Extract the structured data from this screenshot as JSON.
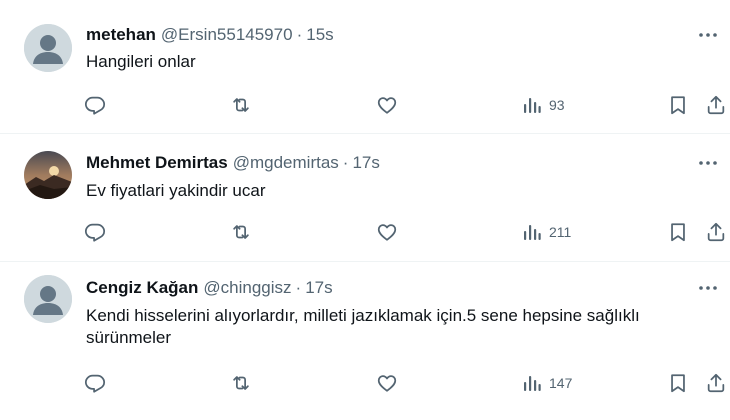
{
  "tweets": [
    {
      "name": "metehan",
      "handle": "@Ersin55145970",
      "separator": "·",
      "time": "15s",
      "text": "Hangileri onlar",
      "views": "93",
      "avatar": "default-avatar"
    },
    {
      "name": "Mehmet Demirtas",
      "handle": "@mgdemirtas",
      "separator": "·",
      "time": "17s",
      "text": "Ev fiyatlari yakindir ucar",
      "views": "211",
      "avatar": "sunset-photo-avatar"
    },
    {
      "name": "Cengiz Kağan",
      "handle": "@chinggisz",
      "separator": "·",
      "time": "17s",
      "text": "Kendi hisselerini alıyorlardır, milleti jazıklamak için.5 sene hepsine sağlıklı sürünmeler",
      "views": "147",
      "avatar": "default-avatar"
    }
  ],
  "icons": {
    "reply": "reply-icon",
    "retweet": "retweet-icon",
    "like": "heart-icon",
    "views": "views-chart-icon",
    "bookmark": "bookmark-icon",
    "share": "share-icon",
    "more": "more-dots-icon"
  },
  "colors": {
    "text": "#0f1419",
    "secondary": "#536471",
    "divider": "#eff3f4",
    "avatar_default": "#cfd9de"
  }
}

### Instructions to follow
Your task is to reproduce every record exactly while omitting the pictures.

### Answer to this exercise
Extract the structured data from this screenshot as JSON.
{
  "tweets": [
    {
      "name": "metehan",
      "handle": "@Ersin55145970",
      "separator": "·",
      "time": "15s",
      "text": "Hangileri onlar",
      "views": "93",
      "avatar": "default-avatar"
    },
    {
      "name": "Mehmet Demirtas",
      "handle": "@mgdemirtas",
      "separator": "·",
      "time": "17s",
      "text": "Ev fiyatlari yakindir ucar",
      "views": "211",
      "avatar": "sunset-photo-avatar"
    },
    {
      "name": "Cengiz Kağan",
      "handle": "@chinggisz",
      "separator": "·",
      "time": "17s",
      "text": "Kendi hisselerini alıyorlardır, milleti jazıklamak için.5 sene hepsine sağlıklı sürünmeler",
      "views": "147",
      "avatar": "default-avatar"
    }
  ],
  "icons": {
    "reply": "reply-icon",
    "retweet": "retweet-icon",
    "like": "heart-icon",
    "views": "views-chart-icon",
    "bookmark": "bookmark-icon",
    "share": "share-icon",
    "more": "more-dots-icon"
  },
  "colors": {
    "text": "#0f1419",
    "secondary": "#536471",
    "divider": "#eff3f4",
    "avatar_default": "#cfd9de"
  }
}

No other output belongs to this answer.